“’O Ibraaheem! You have fulfilled the dream!’” meaning, the purpose has been achieved, you have been tested and your obedience and willingness to do what your Lord commands have been proven. An alternative sacrifice will be provided instead of your son, just as you willingly submitted your body to the flames and you spent your wealth to honour your guests. Hence Allaah said:
“Verily, that indeed was a manifest trial. And We ransomed him with a great sacrifice” means, meaning that it was an obvious test and We provided a ransom for his son, an alternative to be sacrificed in his stead. According to the best known opinion of the majority of scholars, this was a fine white horned ram. Al-Thawri narrated from ‘Abd-Allaah ibn ‘Uthmaan ibn Khaytham from Sa’eed ibn Jubayr that Ibn ‘Abbaas said: It was a ram that had grazed in Paradise for forty years.
Ibn al-Qayyim (may Allah have mercy on him) said in Zad al-Ma’ad (2/319): ‘Ali ibn Abi Talib (may Allah have mercy on him) said: “The days of sacrifice are the Day of Sacrifice (yawm al-nahr) and the three days after it.” This is the view of the imam of the people of Basra, al-Hasan; the imam of the people of Makkah, ‘Ata’ ibn Abi Rabah; the imam of the people of Syria, al-Awza’i; and the imam of the fuqaha’ of Hadith, al-Shafi`i (may Allah have mercy on him). It was also the view favored by Ibn al-Mundthir. The three days are specified because they are the days of Mina, the days of stoning (the Jamarat) and the day of al-Tashriq. It is forbidden to fast on these days. It was narrated via two isnads, one of which supports the other, that the Prophet (peace and blessings of Allah be upon him) said: “All of Mina is the place of sacrifice, and all the days of al-Tashriq are days of sacrifice.” End quote. [The Hadith was classed as Sahih by al-Albani in al-Silsilah al-Sahihah, 2476].

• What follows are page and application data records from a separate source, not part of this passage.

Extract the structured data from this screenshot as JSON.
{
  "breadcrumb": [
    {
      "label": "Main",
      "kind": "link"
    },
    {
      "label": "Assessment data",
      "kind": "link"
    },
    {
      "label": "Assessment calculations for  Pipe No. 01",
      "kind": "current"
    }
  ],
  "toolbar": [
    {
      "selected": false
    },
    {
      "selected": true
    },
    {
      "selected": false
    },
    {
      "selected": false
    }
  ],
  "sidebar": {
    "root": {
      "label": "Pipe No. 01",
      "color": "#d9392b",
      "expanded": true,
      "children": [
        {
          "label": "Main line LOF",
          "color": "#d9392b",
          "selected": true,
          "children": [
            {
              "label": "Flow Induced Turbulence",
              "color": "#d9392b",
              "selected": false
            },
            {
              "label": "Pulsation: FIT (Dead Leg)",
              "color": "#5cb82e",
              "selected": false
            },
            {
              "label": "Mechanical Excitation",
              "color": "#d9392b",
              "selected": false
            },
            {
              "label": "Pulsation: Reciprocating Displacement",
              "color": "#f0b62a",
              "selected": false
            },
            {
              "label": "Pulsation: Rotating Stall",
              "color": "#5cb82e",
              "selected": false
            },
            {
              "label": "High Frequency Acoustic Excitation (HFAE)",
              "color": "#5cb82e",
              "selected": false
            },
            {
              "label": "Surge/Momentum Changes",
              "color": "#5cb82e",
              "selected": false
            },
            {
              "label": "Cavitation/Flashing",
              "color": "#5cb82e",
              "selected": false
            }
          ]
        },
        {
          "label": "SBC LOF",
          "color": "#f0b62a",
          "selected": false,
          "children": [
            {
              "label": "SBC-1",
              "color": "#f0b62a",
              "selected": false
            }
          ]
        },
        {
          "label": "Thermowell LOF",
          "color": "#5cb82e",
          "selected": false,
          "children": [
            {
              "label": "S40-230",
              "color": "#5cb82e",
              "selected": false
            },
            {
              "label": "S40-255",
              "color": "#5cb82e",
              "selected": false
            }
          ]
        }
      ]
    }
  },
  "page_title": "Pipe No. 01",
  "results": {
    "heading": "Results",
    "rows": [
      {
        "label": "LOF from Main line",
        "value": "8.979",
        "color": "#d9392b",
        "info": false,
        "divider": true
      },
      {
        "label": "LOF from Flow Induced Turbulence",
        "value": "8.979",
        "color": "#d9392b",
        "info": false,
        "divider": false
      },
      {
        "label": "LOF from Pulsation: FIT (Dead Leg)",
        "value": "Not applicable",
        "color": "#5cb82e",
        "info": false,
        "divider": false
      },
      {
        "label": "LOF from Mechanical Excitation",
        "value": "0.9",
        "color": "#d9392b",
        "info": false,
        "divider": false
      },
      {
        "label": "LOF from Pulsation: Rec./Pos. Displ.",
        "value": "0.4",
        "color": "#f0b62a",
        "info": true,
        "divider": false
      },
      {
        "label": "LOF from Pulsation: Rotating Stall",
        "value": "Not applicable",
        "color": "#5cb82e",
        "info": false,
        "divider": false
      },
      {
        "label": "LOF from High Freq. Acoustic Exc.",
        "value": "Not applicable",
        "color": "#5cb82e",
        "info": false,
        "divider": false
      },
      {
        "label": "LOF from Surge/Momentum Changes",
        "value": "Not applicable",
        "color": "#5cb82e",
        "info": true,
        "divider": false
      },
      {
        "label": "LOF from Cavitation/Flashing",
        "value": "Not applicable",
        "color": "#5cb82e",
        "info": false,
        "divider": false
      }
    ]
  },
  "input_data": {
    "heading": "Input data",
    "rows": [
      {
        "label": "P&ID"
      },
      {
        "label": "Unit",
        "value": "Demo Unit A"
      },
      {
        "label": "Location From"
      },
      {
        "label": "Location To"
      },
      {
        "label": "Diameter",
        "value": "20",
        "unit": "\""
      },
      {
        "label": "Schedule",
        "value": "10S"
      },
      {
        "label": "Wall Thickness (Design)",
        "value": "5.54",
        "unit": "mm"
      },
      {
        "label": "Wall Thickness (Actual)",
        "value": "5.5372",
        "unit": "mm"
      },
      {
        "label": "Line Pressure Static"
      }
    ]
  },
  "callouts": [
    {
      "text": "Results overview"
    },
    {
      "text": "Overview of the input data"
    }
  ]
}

The sacrifice made by the people making Hajj is called 'Hadi' and the sacrifice offered by those not on Hajj is called 'Qurbani'.
The Stoning (Ramy al-Jamarah)
The ritual re-enacts Abraham's pilgrimage to Mecca as explained by the Muslim historian al-Azraqi:
When he [Abraham] left Mina and was brought down to (the defile called) al-Aqaba, the Devil appeared to him at Stone-Heap of the Defile. Gabriel said to him: “Pelt him!” so Abraham threw seven stones at him so that he disappeared from him. Then he appeared to him at the Middle Stone-Heap. Gabriel said to him: “Pelt him!” so he pelted him with seven stones so that he disappeared from him. Then he appeared to him at the Little Stone-Heap. Gabriel said to him: “Pelt him!” so he pelted him with seven stones like the little stones for throwing in a sling. So the Devil withdrew from him. All three jamarat represent the devil: the first and largest represents his temptation of Abraham against sacrificing Ishmael, the second represents the temptation of Abraham's wife Hagar to induce her to stop him, and the third represents his temptation of Ishmael to avoid being sacrificed. He was rebuked each time, and the throwing of the stones symbolizes those rebukes.
The jamarat are named (starting from the east) the first or smallest jamrah (aj-jamrah al-'ula or aj-jamrah as-sughra), the middle jamrah (aj-jamrah al-wusta), and the largest jamrah or Jamrah of Aqaba (aj-jamrah al-kubra or jamrat al-aqaba).
The stoning of the jamarat also represents the act of repudiation of man's self (literally the "internal despot," an-nafs al-'amara), stoning, rejecting and casting aside one's low desires, temptations and wishes.